More than 2,100 children separated at border 'have not yet been reunified,' Biden task force says

Only seven children have rejoined their families since Biden took office.

More than 2,100 children separated at the border by Trump administration’s “zero tolerance” program “have not yet been reunified” with their parents, according to the task force working to reunite the families.

In a 22-page progress report submitted to President Joe Biden last week, the task force indicated that 2,127 children are awaiting their reunions.

Only seven children have rejoined their families since Biden took office in January.

A senior DHS official, in a call with reporters, blamed “numerous errors and misinformation” in data kept by the Trump administration for the cumbersome reunification process.

“No comprehensive interagency system was in place to separate parents and their migrant children,” the official said.

The report, released publicly Tuesday during Vice President Kamala Harris’ trip to Guatemala and Mexico, states that 29 additional families “will be reunited in the coming weeks” and allowed to enter the United States under humanitarian parole, which lasts 36 months and can be renewed.

Department of Homeland Security Secretary Alejandro Mayorkas said last month that he could not guarantee permanent legal status for the families, but added, "we're going to do everything we can to make it work out."

The Biden administration says 1,786 children have “already been reunified with their parent,” most as a result of a court order during the Trump administration, a number the ACLU says may already be higher.

“We believe there are more people reunified because of the court order than 1,786, and we will be looking to share that data with the government,” said Lee Gelernt, the deputy director of the ACLU’s immigrant rights project.

The pace of reunifications and scope of the task force’s work, which also includes providing “behavioral health services with a focus on trauma-related care,” has been criticized by some lawyers representing the families.

“We intentionally started slow so we could go fast later,” the senior DHS official said of the pace of reunifications.

“Would we have liked them to move quicker? Yes. Do they need to move at a much more rapid pace? Absolutely,” said Gelernt of the ACLU. “Could it have been done with a snap of the fingers?
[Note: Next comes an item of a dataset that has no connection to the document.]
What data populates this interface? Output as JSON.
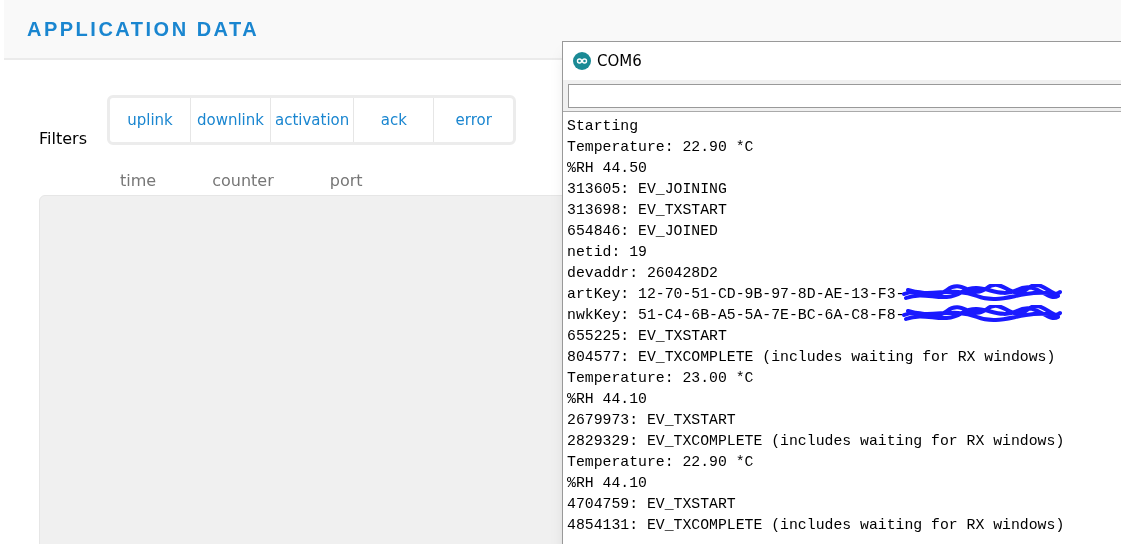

No. It is complex.”

The progress report was mandated as part of Biden’s executive order forming the task force and was due 120 days after he signed it.

The report states that 3,913 children separated from their families between July 2017 and January have been identified. The ACLU has said more than 5,400 children were separated at the border. The discrepancy, the DHS official said, is due to thousands of yet-to-be-reviewed files by the task force.

The report does not mention accountability for members of the Trump administration responsible for the policy, though as a candidate Biden called the policy “criminal” and as president-elect, promised a “thorough, thorough investigation” of the policy by his Department of Justice.